an ancient church that sits high and dry on the steep bank of the River
Clwyd in Rhuddlan, Denbighshire, North Wales. It is located just a few
hundred yards from Rhuddlan Castle.
The first church in the Norman Borough of Rhuddlan was
built about 1080. A new Parish Church was built in 1301
-and this appears to have consisted of the present south nave of St Marys,
with further additions over the next two centuries making the building
that is here today. The church celebrated it's 700th. Anniversary
in the year of our Lord 2001 and a stained-glass window depicting the
Castle, the Church, the Bridge and the River Clwyd was commissioned and
During the summer months
stewards are in church to welcome visitors on Thursday afternoons.

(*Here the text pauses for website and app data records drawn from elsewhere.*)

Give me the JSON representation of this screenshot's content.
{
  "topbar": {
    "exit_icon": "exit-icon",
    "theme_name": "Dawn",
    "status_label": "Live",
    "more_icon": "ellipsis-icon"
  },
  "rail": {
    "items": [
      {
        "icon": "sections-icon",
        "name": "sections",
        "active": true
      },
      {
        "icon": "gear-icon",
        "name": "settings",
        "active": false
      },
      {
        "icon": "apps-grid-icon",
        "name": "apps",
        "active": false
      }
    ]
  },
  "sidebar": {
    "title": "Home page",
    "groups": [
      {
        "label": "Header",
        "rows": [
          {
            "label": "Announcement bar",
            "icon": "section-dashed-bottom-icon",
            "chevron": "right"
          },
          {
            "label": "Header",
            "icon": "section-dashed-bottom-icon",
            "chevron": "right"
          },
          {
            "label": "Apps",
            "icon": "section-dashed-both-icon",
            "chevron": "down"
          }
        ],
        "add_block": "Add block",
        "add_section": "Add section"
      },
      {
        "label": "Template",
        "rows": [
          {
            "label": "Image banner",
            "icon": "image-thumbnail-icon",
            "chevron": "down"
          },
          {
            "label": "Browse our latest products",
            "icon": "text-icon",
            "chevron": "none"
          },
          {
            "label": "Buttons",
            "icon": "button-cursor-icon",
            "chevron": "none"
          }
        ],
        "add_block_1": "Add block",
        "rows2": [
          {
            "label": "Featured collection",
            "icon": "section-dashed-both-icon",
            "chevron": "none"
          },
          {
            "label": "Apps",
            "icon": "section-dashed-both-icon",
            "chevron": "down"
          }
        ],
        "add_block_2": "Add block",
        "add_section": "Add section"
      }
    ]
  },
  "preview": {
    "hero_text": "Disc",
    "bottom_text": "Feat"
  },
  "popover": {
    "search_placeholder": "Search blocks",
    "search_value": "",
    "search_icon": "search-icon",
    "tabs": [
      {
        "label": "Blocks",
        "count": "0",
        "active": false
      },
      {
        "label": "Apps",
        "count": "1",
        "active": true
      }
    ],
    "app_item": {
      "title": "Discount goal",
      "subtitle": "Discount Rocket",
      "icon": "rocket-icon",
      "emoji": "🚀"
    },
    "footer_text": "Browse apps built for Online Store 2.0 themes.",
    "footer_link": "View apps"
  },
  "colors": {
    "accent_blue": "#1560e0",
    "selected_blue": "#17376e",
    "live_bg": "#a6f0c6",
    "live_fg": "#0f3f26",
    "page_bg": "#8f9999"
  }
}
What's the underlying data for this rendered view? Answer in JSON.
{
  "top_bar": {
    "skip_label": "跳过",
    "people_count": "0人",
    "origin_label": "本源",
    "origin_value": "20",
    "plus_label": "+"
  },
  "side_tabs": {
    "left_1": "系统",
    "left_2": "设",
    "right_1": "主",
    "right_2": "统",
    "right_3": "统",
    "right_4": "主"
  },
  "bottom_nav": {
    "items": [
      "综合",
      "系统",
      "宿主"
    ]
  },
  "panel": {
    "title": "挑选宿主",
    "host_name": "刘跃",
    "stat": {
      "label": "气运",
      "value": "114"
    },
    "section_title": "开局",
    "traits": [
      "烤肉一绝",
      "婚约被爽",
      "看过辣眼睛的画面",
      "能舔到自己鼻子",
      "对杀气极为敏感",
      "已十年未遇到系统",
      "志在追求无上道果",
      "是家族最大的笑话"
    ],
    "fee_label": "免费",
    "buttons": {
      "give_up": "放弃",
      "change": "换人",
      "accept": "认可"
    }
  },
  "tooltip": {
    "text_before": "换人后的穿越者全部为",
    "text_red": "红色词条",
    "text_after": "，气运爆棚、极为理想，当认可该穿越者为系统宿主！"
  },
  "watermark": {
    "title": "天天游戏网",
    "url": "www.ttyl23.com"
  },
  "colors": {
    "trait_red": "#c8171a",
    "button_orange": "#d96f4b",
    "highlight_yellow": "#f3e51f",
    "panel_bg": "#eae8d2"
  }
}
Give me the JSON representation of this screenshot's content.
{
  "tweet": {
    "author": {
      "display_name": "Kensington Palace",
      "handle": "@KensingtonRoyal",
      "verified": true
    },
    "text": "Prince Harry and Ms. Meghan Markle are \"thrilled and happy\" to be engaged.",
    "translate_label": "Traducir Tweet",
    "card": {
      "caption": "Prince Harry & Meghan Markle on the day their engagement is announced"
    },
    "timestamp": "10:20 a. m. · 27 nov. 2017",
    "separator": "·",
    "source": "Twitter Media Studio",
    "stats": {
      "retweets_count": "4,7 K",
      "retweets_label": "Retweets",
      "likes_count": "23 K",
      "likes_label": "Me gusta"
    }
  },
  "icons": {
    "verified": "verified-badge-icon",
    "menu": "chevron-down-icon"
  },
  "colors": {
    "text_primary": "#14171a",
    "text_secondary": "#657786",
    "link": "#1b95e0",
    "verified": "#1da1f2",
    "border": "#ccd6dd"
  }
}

features within the church include a tombstone of William de Freney,
Archbishop of Edessa in Syria, which was brought from the Dominican Friary

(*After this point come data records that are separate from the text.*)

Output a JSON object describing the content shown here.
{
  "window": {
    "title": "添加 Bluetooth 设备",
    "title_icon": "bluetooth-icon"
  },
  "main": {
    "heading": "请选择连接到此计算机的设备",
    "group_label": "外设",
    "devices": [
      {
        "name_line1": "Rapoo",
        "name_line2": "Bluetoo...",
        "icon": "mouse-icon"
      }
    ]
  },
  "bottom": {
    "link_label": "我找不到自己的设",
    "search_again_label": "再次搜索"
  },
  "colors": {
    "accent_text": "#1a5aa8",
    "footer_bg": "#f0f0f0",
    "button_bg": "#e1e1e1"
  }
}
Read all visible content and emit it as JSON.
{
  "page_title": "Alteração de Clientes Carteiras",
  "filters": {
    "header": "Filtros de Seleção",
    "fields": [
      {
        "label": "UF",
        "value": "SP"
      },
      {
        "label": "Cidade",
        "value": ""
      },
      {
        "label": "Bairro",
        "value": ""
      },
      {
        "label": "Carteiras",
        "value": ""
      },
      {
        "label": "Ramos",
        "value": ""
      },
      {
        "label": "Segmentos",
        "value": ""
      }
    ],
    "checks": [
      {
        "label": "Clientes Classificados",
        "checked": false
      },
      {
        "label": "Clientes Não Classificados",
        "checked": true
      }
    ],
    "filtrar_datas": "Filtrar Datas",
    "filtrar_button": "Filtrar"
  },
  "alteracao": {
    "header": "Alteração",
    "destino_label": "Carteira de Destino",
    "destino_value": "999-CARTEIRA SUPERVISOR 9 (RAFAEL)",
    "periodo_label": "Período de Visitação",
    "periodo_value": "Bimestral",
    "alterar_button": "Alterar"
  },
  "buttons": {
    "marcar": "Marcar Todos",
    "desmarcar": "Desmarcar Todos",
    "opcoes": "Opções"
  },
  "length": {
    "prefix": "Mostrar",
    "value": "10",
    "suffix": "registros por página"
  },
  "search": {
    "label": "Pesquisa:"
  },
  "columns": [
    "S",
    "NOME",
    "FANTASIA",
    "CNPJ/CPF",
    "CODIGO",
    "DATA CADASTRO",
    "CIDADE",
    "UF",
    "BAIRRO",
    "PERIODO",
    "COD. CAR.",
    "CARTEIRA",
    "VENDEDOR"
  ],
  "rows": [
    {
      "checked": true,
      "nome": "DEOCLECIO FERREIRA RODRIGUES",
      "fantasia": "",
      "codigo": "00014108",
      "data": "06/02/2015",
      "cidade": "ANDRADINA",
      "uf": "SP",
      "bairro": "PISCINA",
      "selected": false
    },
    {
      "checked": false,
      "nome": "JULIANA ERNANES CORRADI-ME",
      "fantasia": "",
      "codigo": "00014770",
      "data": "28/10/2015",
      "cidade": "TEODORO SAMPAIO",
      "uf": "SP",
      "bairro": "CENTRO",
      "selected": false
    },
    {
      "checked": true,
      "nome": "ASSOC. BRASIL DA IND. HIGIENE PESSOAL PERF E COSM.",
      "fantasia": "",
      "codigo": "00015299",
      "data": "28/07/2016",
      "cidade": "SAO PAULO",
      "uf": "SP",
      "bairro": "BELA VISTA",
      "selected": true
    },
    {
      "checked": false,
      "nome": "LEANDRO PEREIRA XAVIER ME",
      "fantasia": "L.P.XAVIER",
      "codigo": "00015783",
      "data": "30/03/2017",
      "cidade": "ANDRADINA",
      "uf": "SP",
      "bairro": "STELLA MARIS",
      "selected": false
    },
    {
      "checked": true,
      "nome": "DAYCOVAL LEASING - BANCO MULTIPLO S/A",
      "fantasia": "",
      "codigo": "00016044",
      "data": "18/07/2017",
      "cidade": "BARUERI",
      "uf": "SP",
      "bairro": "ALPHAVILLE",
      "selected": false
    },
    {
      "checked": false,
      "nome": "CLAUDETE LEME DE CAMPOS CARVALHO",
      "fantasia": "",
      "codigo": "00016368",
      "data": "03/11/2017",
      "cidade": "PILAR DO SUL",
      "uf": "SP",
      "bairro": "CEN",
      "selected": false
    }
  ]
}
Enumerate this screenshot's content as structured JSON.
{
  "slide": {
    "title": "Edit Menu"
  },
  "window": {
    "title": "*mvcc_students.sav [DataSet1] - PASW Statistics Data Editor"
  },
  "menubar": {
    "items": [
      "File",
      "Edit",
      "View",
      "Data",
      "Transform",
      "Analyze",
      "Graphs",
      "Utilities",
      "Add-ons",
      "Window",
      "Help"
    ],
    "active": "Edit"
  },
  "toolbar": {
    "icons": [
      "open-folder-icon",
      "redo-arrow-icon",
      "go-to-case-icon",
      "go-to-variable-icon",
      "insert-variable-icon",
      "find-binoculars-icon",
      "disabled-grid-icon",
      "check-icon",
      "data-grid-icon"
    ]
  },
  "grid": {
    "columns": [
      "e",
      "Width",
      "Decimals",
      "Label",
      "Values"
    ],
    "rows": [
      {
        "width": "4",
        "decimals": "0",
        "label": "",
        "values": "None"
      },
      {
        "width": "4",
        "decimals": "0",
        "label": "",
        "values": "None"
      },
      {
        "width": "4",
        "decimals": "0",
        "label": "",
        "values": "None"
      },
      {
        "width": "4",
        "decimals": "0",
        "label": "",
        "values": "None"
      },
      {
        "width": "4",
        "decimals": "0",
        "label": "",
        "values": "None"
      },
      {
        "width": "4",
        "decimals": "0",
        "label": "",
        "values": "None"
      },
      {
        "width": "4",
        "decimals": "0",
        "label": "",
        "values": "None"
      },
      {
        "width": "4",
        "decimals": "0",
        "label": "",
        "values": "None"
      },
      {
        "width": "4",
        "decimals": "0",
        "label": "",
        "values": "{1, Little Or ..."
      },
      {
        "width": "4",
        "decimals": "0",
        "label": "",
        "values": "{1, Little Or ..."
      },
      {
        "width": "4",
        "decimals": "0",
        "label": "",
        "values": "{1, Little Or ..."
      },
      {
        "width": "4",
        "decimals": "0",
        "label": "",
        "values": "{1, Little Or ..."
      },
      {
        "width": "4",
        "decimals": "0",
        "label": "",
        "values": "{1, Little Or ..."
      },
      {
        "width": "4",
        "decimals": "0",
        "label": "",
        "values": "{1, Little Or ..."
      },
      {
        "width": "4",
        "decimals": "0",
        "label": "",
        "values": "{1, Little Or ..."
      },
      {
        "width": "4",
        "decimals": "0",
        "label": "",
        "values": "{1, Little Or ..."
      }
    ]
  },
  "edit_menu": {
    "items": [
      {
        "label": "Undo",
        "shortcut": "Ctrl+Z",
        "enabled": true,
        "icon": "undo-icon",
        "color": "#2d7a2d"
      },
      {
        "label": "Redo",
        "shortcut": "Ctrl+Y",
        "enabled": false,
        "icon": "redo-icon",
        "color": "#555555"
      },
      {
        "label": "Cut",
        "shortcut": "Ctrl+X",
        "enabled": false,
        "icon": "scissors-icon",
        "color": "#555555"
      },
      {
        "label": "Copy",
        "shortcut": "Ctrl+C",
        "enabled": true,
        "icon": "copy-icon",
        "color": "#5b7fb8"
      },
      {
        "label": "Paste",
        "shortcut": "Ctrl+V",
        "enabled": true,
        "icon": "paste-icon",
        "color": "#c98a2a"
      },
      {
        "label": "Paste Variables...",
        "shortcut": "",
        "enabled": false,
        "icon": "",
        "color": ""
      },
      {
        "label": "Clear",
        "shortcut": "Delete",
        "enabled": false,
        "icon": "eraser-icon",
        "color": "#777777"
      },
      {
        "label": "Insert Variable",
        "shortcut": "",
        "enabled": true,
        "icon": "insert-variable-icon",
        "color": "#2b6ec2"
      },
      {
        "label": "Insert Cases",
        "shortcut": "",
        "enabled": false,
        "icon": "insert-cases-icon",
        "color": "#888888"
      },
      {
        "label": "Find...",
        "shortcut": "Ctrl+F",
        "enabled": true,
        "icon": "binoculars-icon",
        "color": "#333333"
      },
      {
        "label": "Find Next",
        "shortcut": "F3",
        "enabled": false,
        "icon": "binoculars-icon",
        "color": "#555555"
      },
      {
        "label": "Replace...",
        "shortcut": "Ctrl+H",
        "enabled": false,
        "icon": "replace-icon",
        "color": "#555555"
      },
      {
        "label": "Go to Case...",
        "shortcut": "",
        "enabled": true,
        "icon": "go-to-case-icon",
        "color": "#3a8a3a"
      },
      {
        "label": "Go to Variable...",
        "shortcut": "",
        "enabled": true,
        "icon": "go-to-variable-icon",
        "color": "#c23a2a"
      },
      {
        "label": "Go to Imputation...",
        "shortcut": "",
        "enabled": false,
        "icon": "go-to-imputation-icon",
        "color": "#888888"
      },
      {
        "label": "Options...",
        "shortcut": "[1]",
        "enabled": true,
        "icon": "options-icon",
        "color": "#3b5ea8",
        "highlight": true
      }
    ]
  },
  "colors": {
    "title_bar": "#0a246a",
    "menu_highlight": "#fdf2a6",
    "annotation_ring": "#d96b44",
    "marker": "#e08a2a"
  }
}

at it's dissolution in 1536 (he lived about 1250-1300 and his uncle Gilbert
de Freney had been sent by St. Dominic to found the Dominican Order in
England in 1221).
There are also inscribed Biblical quotations (one
of only two sets found in Britain) dating back to about 1650. These are
in Welsh and the text is the Welsh Bible of 1620.
The building was substantially
restored in 1812 and by George Gilbert Scott in 1870. It has the appearance
of a typical 'Clwydian' or double-naved church of the late 15th Century.
Further information about St Mary's can be found here >